Average river cruise trips last anywhere from 7 to 10 days, or more and most of the passengers are well traveled, educated, older adults (more often than not, mostly men). Sometimes there are also 60+ couples and retirees. Weeklong trips are usually full of couples in the 40s and 50s as well as the occasional photographer. Once is a while you may also see young couples, but never families with children. On some cruise lines children under 12 are not even allowed on board.
You can expect all the crews on board any ship to speak English, and some quite fluently. Since most of the passengers are European you may not be able to communicate with everyone. But, you will share music, food, and laughter over the next several days even if you can’t speak same language. These three things are like a universal language in any country or place.
When Can I Take a River Cruise?
The peak season falls between late spring and early fall when it is not too hot nor too cold. Generally speaking you can get cheaper tickets during the early rainy weeks of spring and also during the hottest weeks of July and August. The chancy days of early spring and late fall when it is likely to rain are also great chances to get a discounted fare. Usually the discount on the ticket is negated by the cost of airfare during the summer months because that is the peak season of international air travel. You will ultimately get the best deal if you travel in early fall just before the river cruises stop for the season.
Where Can I Book a River Cruise?
There are several places located throughout the United States and Europe that can help you book your next river cruise. Here are some resources that you may find helpful when booking your European River Cruise.
The Barge Connection – http://www.bargeconnection.com 1-888-550-8580
Tours of Ireland, England, France, Holland, Italy, Poland, Scotland, and the United States.
Grand Circle Travel – http://www.gct.com 1-800-248-3737
River Cruises in Asia, Europe, the South Pacific, Central America, and South America.
Croisi Europe – http://www.croisieurope.com 1-888-863-1212
River Tours of Southern Europe, France, Northern Europe, and Middle Europe.
Viking River Cruises – http://www.vikingrivercruises.com 1-877-668-4546
River Cruises of the United States, Germany, France, Italy, and the United Kingdom.
Uni World – http://www.uniworld.com 1-800-360-9550
Tours of Europe, Russia, China, Egypt and the Niles, South America, and Antarctica.
Sea Cloud Cruises – http://www.seacloud.com 1-888-732-2568
River Tours of the Caribbean, Southern Europe, and Northern Europe.
Avalon Waterways – http://www.avalonwaterways.com 1-877-797-8791
River tours of Europe, China, and Russia.

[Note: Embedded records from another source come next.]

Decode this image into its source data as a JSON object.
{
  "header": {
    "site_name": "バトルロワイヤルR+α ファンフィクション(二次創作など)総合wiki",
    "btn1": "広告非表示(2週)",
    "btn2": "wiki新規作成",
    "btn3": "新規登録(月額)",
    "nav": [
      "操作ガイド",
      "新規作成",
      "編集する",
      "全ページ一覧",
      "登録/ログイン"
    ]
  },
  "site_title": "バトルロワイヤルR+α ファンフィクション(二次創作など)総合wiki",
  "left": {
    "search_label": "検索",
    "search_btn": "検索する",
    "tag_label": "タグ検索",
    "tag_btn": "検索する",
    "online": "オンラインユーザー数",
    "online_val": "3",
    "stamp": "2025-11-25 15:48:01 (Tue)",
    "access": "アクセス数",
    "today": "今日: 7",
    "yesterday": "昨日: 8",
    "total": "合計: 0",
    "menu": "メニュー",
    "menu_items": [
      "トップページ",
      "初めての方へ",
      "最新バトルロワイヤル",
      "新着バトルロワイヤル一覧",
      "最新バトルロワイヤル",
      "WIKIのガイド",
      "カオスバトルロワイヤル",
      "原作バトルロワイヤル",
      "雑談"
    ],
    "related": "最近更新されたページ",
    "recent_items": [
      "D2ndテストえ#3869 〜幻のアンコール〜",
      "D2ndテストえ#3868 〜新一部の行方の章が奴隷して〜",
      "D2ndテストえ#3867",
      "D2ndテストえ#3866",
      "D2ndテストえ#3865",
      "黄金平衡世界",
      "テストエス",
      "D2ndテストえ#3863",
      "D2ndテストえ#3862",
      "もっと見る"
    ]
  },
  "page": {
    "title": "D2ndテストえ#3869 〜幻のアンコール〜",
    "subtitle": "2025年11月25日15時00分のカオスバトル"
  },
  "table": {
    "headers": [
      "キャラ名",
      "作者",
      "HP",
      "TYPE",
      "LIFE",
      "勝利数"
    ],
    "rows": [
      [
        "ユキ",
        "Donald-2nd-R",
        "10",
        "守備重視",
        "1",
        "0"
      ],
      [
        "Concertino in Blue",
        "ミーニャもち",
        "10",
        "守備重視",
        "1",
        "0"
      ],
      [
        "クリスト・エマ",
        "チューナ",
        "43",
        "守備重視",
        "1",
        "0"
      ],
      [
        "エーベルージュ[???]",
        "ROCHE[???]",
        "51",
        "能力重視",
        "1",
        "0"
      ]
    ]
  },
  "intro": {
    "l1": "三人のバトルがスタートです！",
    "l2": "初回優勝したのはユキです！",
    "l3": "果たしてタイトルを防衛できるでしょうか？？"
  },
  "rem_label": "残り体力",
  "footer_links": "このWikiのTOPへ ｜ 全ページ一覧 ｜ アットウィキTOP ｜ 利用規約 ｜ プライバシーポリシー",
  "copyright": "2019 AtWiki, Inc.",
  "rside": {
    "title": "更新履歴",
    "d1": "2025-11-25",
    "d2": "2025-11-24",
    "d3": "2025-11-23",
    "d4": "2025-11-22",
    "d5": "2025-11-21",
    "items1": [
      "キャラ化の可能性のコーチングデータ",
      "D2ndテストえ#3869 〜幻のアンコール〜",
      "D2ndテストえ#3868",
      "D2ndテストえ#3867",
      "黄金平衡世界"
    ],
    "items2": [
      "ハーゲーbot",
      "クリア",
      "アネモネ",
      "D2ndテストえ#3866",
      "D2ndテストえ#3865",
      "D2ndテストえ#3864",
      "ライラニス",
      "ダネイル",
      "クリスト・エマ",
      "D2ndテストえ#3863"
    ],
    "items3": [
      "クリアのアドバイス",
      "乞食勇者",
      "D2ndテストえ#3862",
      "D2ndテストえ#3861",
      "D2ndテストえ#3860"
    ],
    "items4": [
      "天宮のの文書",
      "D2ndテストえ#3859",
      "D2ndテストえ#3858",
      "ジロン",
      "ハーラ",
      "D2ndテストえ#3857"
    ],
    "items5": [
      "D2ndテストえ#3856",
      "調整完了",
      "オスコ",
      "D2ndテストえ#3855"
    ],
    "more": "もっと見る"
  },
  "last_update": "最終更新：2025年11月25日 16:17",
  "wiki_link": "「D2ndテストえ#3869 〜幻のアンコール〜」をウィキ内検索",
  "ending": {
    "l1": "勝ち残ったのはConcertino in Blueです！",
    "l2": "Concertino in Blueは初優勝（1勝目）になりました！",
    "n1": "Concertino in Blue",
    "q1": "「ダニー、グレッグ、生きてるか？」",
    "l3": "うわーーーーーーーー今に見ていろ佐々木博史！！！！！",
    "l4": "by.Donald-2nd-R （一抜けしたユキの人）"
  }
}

Peter Deilmann Cruises – http://www.deilmann-cruises.com 1-800-348-2568
Cruises of every major river in Germany, France, the Netherlands, Austria, Czech Republic, Slovakia, Poland, Belgium, Switzerland, Hungary, Serbia, Romania, and Bulgaria.